Before you launch the installer, uninstall any previous Atlas versions if there are any on your system. Then, the installation can start. The .msi installer first asks to actually install Atlas, as shown in Figure 1-2.
The installer next asks whether to register a special file extension in IIS that allows calling remote web services (see Figure 1-3). If you activate the latter option, make sure you actually have IIS installed; otherwise, the installation will fail.
Finally, a Visual Studio Integration installer launches to actually copy the Atlas template to Visual Studio and Visual Web Developer Express Edition, as shown in Figure 1-4.
This part of the installation copies two ZIP files to the Documents and Settings\<Username>\My Documents\Visual Studio 2005 Templates\Project Templates\Visual Web Developer directory. These ZIP files—one for C# and one for Visual Basic .NET—contain the code for Atlas and templates for creating Atlas content (see Figure 1-5). If you have an older version of Atlas on your system, you are asked if you want to overwrite the old files.
After a successful installation, you have a new option within VWD when creating a web site: Atlas Web Site. This is the best way to get started with the Atlas technology, since it copies all required Atlas files and puts them in the right directories (see Figure 1-6). (Otherwise, you would have to set up an Atlas application from the ground up, copy the required files in the appropriate directories manually, and so forth.)
The Atlas web site offers further information and software related to Atlas, including the following:
Documentation that familiarizes you with many aspects of Atlas (AtlasDocumentation.msi)
Atlas-powered demo applications including a wiki (AtlasSamples.msi)
The Atlas Control Toolkit, detailed in Chapter 4 (AtlasControlToolkit.exe)
Some of the examples in this book use a database backend in the form of the free SQL Server 2005 Express Edition (although the examples can also be adapted to other data sources). To make the whole setup as easy to deploy as possible, I use the Microsoft sample database AdventureWorks for all of the database examples in this book. I also assume that the database was installed as part of a local SQL Server 2005 Express Edition installation, and is accessible, using Windows authentication, at (local)\SQLEXPRESS.
Depending on the version of SQL Server you have elected to use, AdventureWorks is available for download at either of the following locations:

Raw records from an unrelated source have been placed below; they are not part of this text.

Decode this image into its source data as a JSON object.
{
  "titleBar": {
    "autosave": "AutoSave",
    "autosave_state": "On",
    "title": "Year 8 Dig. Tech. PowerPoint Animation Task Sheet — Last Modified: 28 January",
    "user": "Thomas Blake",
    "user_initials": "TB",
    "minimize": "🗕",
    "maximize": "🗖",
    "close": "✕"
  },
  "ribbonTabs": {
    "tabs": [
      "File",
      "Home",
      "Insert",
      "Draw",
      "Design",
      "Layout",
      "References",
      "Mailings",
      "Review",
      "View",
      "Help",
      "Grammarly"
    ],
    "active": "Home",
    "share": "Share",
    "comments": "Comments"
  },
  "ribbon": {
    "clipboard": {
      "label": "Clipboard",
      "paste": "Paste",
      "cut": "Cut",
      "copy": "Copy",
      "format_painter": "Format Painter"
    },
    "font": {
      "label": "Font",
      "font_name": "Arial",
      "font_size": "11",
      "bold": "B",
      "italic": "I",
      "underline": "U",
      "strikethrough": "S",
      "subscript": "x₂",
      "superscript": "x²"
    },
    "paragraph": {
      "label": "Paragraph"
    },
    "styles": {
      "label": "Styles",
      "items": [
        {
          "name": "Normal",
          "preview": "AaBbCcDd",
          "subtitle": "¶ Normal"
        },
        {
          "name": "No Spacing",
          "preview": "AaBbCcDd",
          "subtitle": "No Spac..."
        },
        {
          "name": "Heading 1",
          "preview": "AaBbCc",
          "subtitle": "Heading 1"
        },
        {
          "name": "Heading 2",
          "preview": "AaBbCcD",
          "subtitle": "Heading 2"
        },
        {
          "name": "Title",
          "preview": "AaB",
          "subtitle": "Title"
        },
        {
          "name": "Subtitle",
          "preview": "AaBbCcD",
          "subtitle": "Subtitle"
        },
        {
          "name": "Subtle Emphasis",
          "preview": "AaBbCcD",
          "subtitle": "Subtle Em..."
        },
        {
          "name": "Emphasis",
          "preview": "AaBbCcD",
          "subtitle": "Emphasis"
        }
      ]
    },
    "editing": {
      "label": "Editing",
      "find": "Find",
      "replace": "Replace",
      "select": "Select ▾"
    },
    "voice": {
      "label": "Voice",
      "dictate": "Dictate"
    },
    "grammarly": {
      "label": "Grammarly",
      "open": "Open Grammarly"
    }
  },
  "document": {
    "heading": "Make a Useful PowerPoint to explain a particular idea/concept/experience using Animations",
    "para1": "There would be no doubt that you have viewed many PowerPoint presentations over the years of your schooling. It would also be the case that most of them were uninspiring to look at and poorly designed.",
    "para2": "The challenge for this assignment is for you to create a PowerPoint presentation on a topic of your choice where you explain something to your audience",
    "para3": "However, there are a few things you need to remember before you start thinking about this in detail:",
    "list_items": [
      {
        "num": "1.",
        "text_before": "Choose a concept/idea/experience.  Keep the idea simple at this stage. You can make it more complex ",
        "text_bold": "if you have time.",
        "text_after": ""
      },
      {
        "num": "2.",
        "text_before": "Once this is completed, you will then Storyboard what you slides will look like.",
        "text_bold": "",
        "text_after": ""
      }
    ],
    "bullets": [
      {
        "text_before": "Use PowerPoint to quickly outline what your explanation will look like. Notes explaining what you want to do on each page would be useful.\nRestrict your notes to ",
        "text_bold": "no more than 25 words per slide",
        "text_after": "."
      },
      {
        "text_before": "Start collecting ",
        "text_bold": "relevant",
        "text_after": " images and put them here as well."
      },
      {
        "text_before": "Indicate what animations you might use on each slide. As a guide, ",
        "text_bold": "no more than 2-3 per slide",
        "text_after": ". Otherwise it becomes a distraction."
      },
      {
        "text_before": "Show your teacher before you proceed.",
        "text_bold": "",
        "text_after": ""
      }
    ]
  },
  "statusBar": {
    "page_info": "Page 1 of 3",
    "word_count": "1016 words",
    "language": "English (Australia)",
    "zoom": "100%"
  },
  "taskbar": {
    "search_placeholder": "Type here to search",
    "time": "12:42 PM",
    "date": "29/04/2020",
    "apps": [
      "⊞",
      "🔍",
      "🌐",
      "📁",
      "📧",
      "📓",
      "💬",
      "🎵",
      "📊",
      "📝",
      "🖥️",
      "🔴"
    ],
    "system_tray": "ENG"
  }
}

Click one of these links, download the installer, and run it.
After installing the package you have just downloaded, you will have to attach the AdventureWorks_Data.mdf file (residing in your SQL Server’s Data folder) to your SQL Server 2005 installation. The most convenient way to do so is to use Microsoft SQL Server Management Studio Express (SSMSE), a free GUI for administering SQL Server 2005 Express Edition installations. SSMSE is available in both 32-bit and 64-bit versions at http://www.microsoft.com/downloads/details.aspx?FamilyID=c243a5ae-4bd1-4e3d-94b8-5a0f62bf7796&DisplayLang=en.
After you’ve completed the AdventureWorks installation, go to the Windows Start menu and launch SQL Server on your system. Enter the credentials for your SQL Server 2005 Express Edition installation in the dialog shown in Figure 1-7. The default installation can be accessed using the server name (local)\SQLEXPRESS or <YourMachineName>\SQLEXPRESS and authentication type Windows Authentication.
Then, right-click on the databases folder within SSMSE and select Attach. In the dialog that now opens (see Figure 1-8), click the Add button and select the AdventureWorks_Data.mdf file. Click OK twice, and the AdventureWorks database is permanently attached to your installation of SQL Server 2005 Express Edition. We will use this database in several examples throughout the book.